This pilot program was first brought up by local grassroots organization Save the River, which has been rallying against plastic pollution for decades, and more recently calling the community to action with its Trash Free River Cleanups.
Save the River Executive Director John Peach recollected a recent experience of finding a dead fish with plastic pieces in its gills.
“So this plastic and this material, if it isn’t stopped before it gets into the river is a pretty toxic problem,” Peach said. “It ends up in the gills of fish, gullets of birds and even in humans.”
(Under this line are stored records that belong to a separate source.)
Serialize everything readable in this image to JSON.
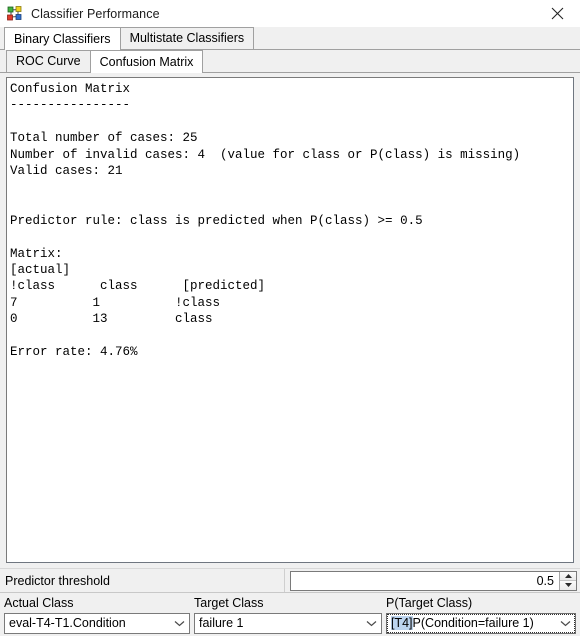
{
  "window": {
    "title": "Classifier Performance",
    "icon": "network-graph-icon",
    "close_label": "✕"
  },
  "outer_tabs": [
    {
      "label": "Binary Classifiers",
      "selected": true
    },
    {
      "label": "Multistate Classifiers",
      "selected": false
    }
  ],
  "inner_tabs": [
    {
      "label": "ROC Curve",
      "selected": false
    },
    {
      "label": "Confusion Matrix",
      "selected": true
    }
  ],
  "report": {
    "text": "Confusion Matrix\n----------------\n\nTotal number of cases: 25\nNumber of invalid cases: 4  (value for class or P(class) is missing)\nValid cases: 21\n\n\nPredictor rule: class is predicted when P(class) >= 0.5\n\nMatrix:\n[actual]\n!class      class      [predicted]\n7          1          !class\n0          13         class\n\nError rate: 4.76%",
    "title": "Confusion Matrix",
    "underline": "----------------",
    "total_cases_label": "Total number of cases:",
    "total_cases": "25",
    "invalid_cases_label": "Number of invalid cases:",
    "invalid_cases": "4",
    "invalid_note": "(value for class or P(class) is missing)",
    "valid_cases_label": "Valid cases:",
    "valid_cases": "21",
    "predictor_rule": "Predictor rule: class is predicted when P(class) >= 0.5",
    "matrix_label": "Matrix:",
    "actual_header": "[actual]",
    "matrix_columns": [
      "!class",
      "class",
      "[predicted]"
    ],
    "matrix_rows": [
      {
        "not_class": "7",
        "class": "1",
        "predicted": "!class"
      },
      {
        "not_class": "0",
        "class": "13",
        "predicted": "class"
      }
    ],
    "error_rate_label": "Error rate:",
    "error_rate": "4.76%"
  },
  "threshold": {
    "label": "Predictor threshold",
    "value": "0.5",
    "up_arrow": "▲",
    "down_arrow": "▼"
  },
  "selectors": {
    "actual_class": {
      "label": "Actual Class",
      "value": "eval-T4-T1.Condition"
    },
    "target_class": {
      "label": "Target Class",
      "value": "failure 1"
    },
    "p_target_class": {
      "label": "P(Target Class)",
      "value_highlighted": "[T4]",
      "value_rest": "P(Condition=failure 1)",
      "value": "[T4]P(Condition=failure 1)",
      "focused": true
    }
  },
  "colors": {
    "window_bg": "#ffffff",
    "chrome_bg": "#f0f0f0",
    "border": "#a0a0a0",
    "text": "#000000",
    "selection_highlight": "#bcd4ef",
    "field_border": "#7a7a7a"
  }
}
Save the River recently had two donors step up and pay for these “Litta Traps.” Once they had the funding, the organization started searching for the perfect location to pilot this program in downtown Clayton. With the help of Village Mayor Norma Zimmer and Antique Boat Museum Director Rebecca Hopfinger.
These traps were all made to fit specifically in the chosen storm drains. The netting is designed to stop most particles and items from flowing through, and there is also an overflow element, which will avoid any clogging in rainy autumn or spring months. Peach shared that the goal for this program at this site is to first, educate the community, but also track pollutants stopped from entering the river.
“It’s an ideal site because this is a pilot program. And so it’s going to have high visibility. We’ll have signage attached to the Antique Boat Museum,” Peach stated. “All the people coming through here, will learn about them.”
The group also shared a sense of pride, as the effort will hope bring awareness towards the cause in the Clayton community.
“There’s a since of pride, because when your community is participating in this and keeping that, that waste out of our water, we’re catching it in our storm systems before it can go out into the waterway,” Save the River Program Coordinator Lauren Eggleston expressed.
AMB Director Rebecca Hopfinger added, “as the Antique Boat Museum, our mission is to celebrate recreational boating, and we want to recreate and bow on fresh and clean waters. So to support that is absolutely right and included in our mission.”
This program is new, as it began only began mid-July. But Save the River and the Village of Clayton is already looking to expand to additional sites and communities in the near future. This may include traps directly over the river, in Alexandria Bay and additional St. Lawrence River shoreline communities.